10 Ways to Treat COPD
Treatments and medication for chronic obstructive pulmonary disease (COPD) range from simple breathing exercises to medications and even surgery. COPD occurs when the airways and air sacs in the lungs become inflamed or damaged, most often due to smoking, and is more common after age 45.
To determine if you have COPD, your doctor is likely to conduct some tests, including spirometry, which involves inhaling as deeply as you can and exhaling into a tube.
Inhalers or nebulizers
Opening up the airways
Pursed-lip breathing "is like breathing through a straw," says Dr. Norman Edelman of the American Lung Association. "It can reduce the tendency for airways to collapse."
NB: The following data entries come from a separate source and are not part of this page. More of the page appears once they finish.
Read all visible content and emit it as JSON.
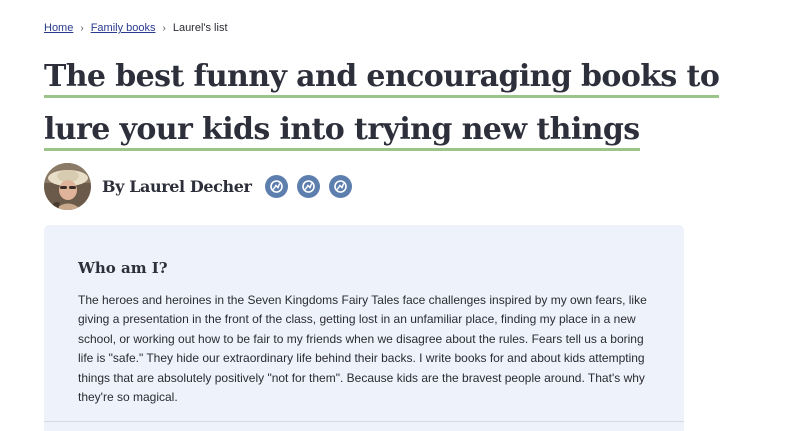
{
  "breadcrumb": {
    "home": "Home",
    "section": "Family books",
    "current": "Laurel's list"
  },
  "title": {
    "line1": "The best funny and encouraging books to",
    "line2": "lure your kids into trying new things"
  },
  "author": {
    "byline": "By Laurel Decher",
    "social_icons": [
      "social-link-icon",
      "social-link-icon",
      "social-link-icon"
    ]
  },
  "about": {
    "heading": "Who am I?",
    "body": "The heroes and heroines in the Seven Kingdoms Fairy Tales face challenges inspired by my own fears, like giving a presentation in the front of the class, getting lost in an unfamiliar place, finding my place in a new school, or working out how to be fair to my friends when we disagree about the rules. Fears tell us a boring life is \"safe.\" They hide our extraordinary life behind their backs. I write books for and about kids attempting things that are absolutely positively \"not for them\". Because kids are the bravest people around. That's why they're so magical."
  },
  "colors": {
    "title_underline": "#9bc48a",
    "social_button": "#5d7fae",
    "card_background": "#eef2fb",
    "link": "#2a3b8f"
  }
}
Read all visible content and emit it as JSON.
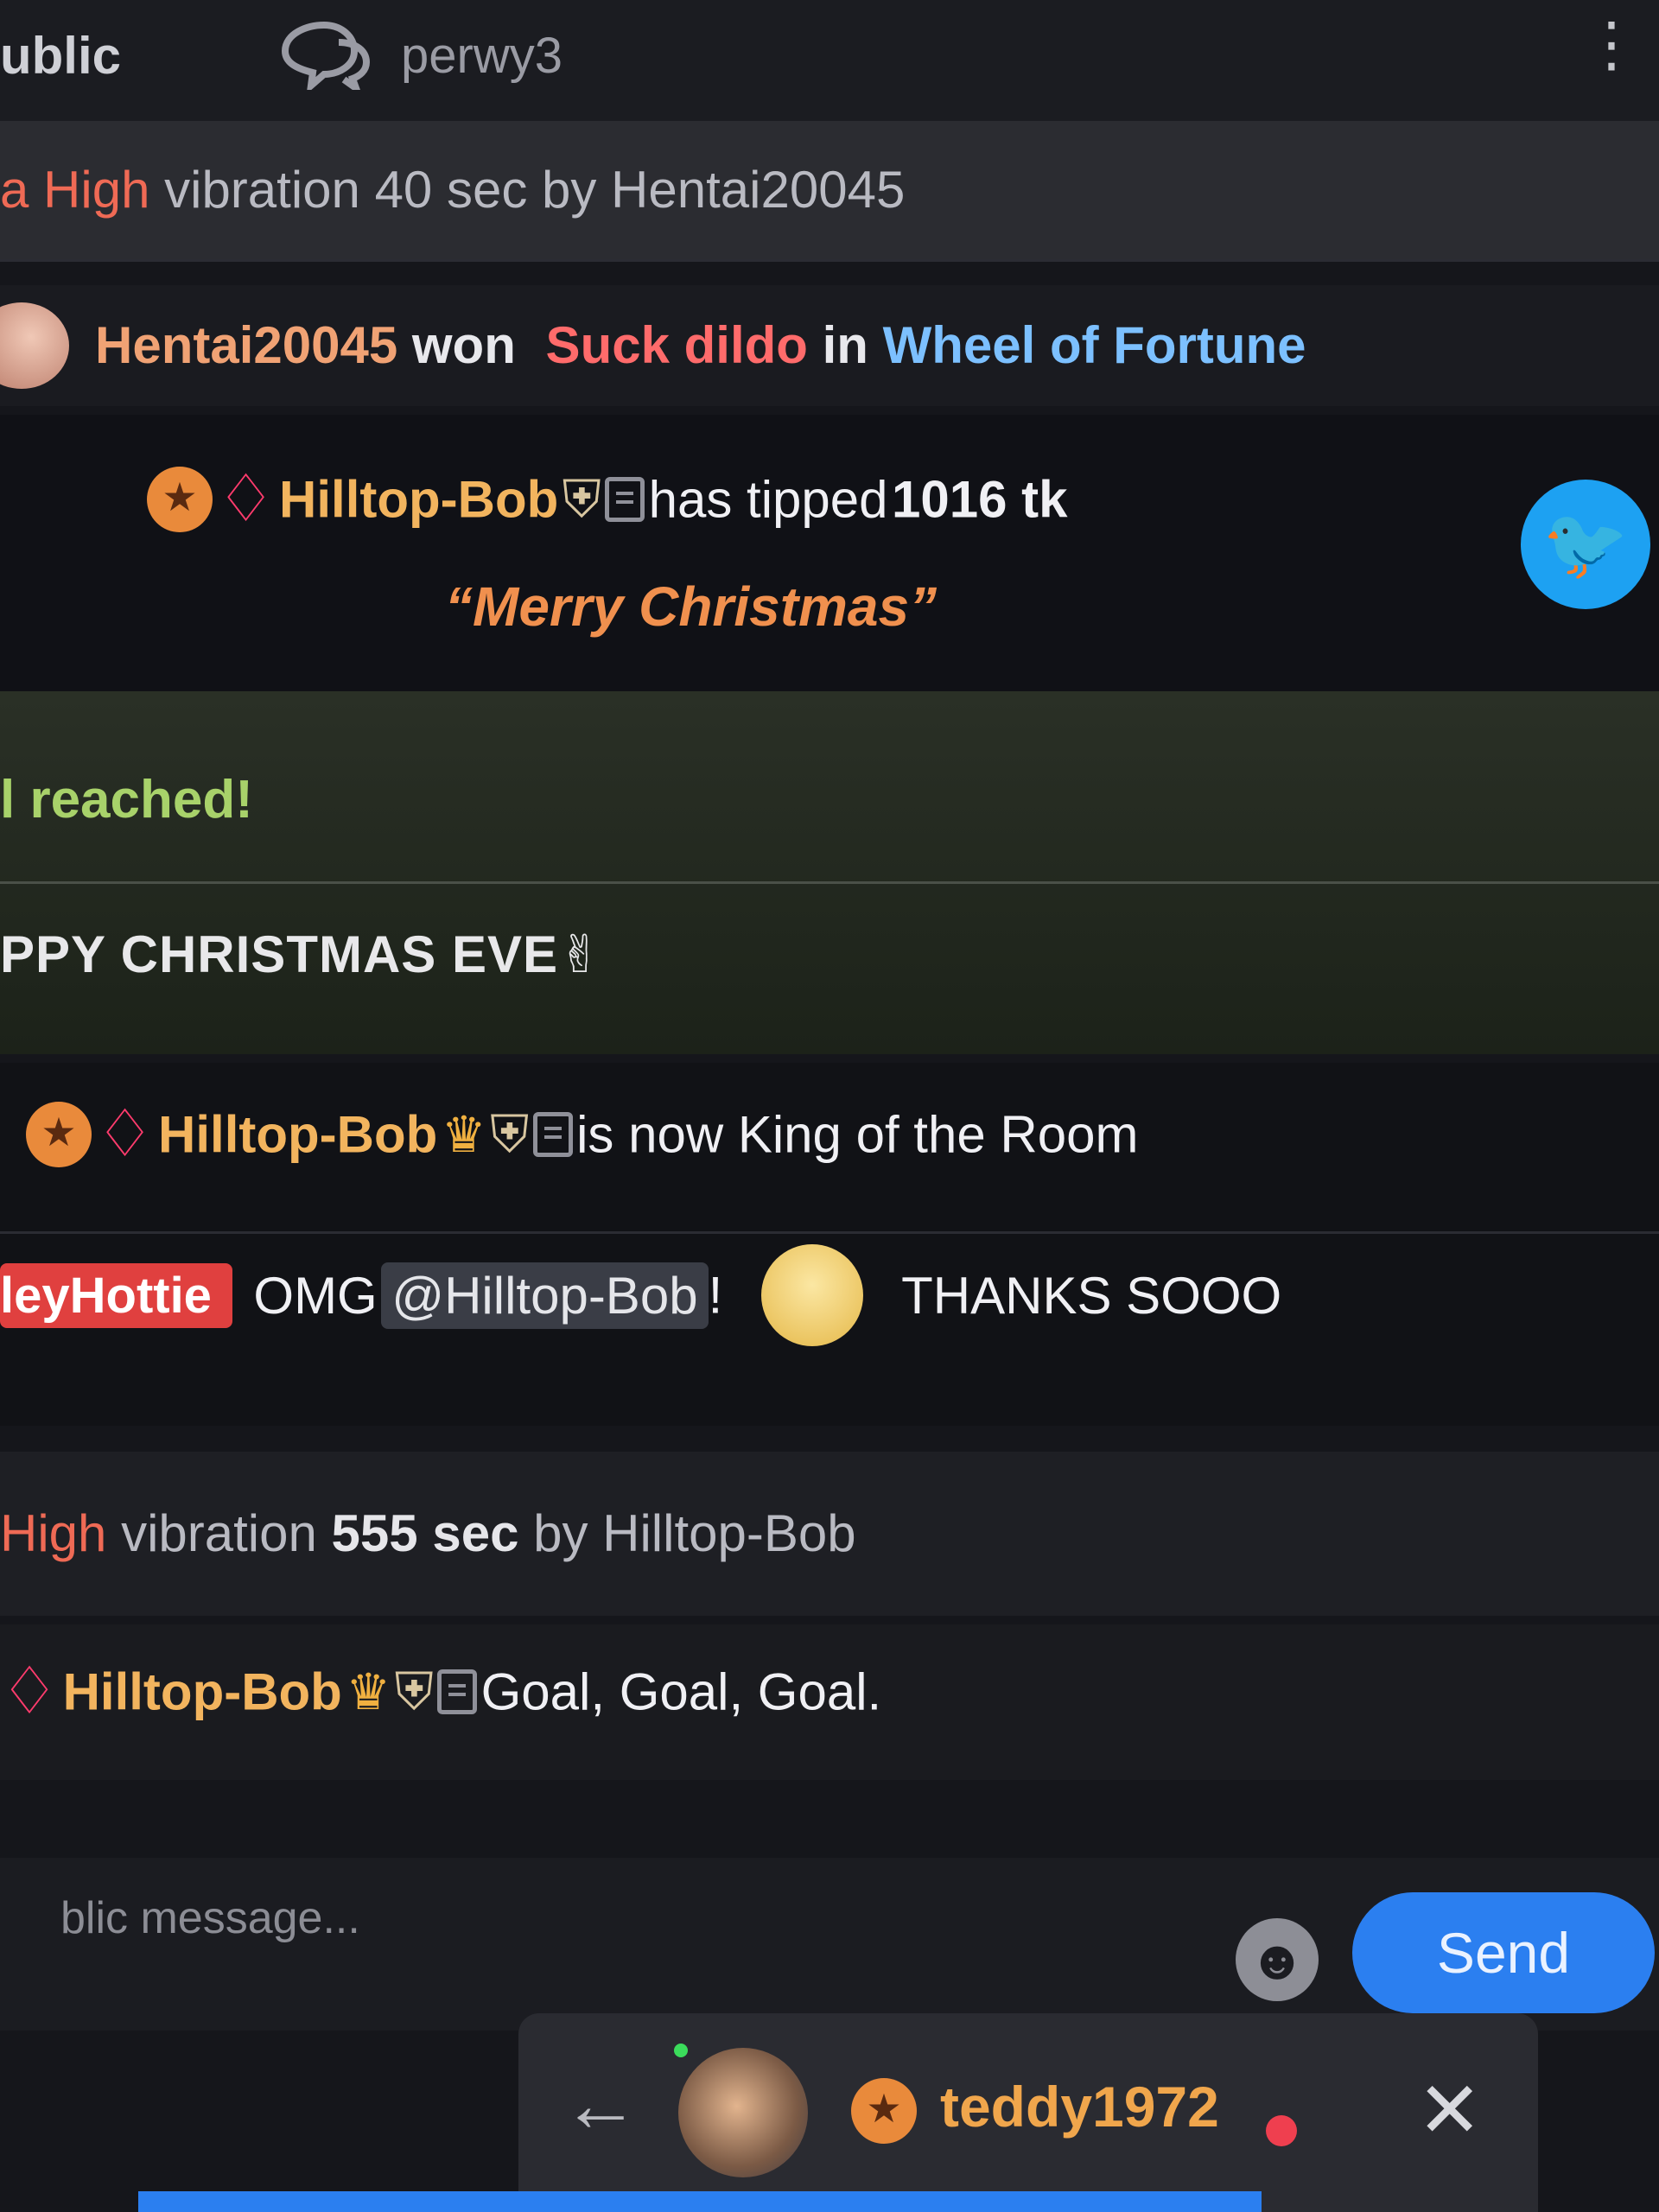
{
  "header": {
    "tab_public": "ublic",
    "username": "perwy3",
    "menu_icon": "kebab-icon"
  },
  "messages": {
    "vibration_1": {
      "prefix": "a High",
      "text": "vibration 40 sec by Hentai20045"
    },
    "win": {
      "user": "Hentai20045",
      "won": "won",
      "prize": "Suck dildo",
      "in": "in",
      "game": "Wheel of Fortune"
    },
    "tip": {
      "user": "Hilltop-Bob",
      "text": "has tipped",
      "amount": "1016 tk",
      "quote": "“Merry Christmas”"
    },
    "goal": {
      "text": "l reached!"
    },
    "xmas": {
      "text": "PPY CHRISTMAS EVE"
    },
    "king": {
      "user": "Hilltop-Bob",
      "text": "is now King of the Room"
    },
    "thanks": {
      "user": "leyHottie",
      "text": "OMG",
      "mention": "@Hilltop-Bob",
      "bang": "!",
      "text2": "THANKS SOOO"
    },
    "vibration_2": {
      "prefix": "High",
      "text": "vibration",
      "secs": "555 sec",
      "by": "by Hilltop-Bob"
    },
    "goal_msg": {
      "user": "Hilltop-Bob",
      "text": "Goal, Goal, Goal."
    }
  },
  "composer": {
    "placeholder": "blic message...",
    "send_label": "Send"
  },
  "dock": {
    "username": "teddy1972"
  }
}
Inhale through your nose for about four seconds. Then exhale through your mouth for six to eight seconds, with your lips almost closed. This will help you breathe out more air, making room in your lungs for your next deep breath.
"The emphysema patient tends to be thin, very short of breath, and frequently malnourished," says Dr. Edelman. "It is a hypermetabolic state, and they burn a lot of calories, and the diaphragm is pressing on their stomach and they can’t really fill up."
The bronchitis patient on the other hand may be overweight, which places an extra burden on the lungs, he says.
Both subsets of COPD patients should follow healthy diet guidelines, but the severely underweight may need to beef up their diet with supplemental shakes, says Dr. Edelman.
Also, getting regular flu vaccines may lower your chances of having COPD flare-ups.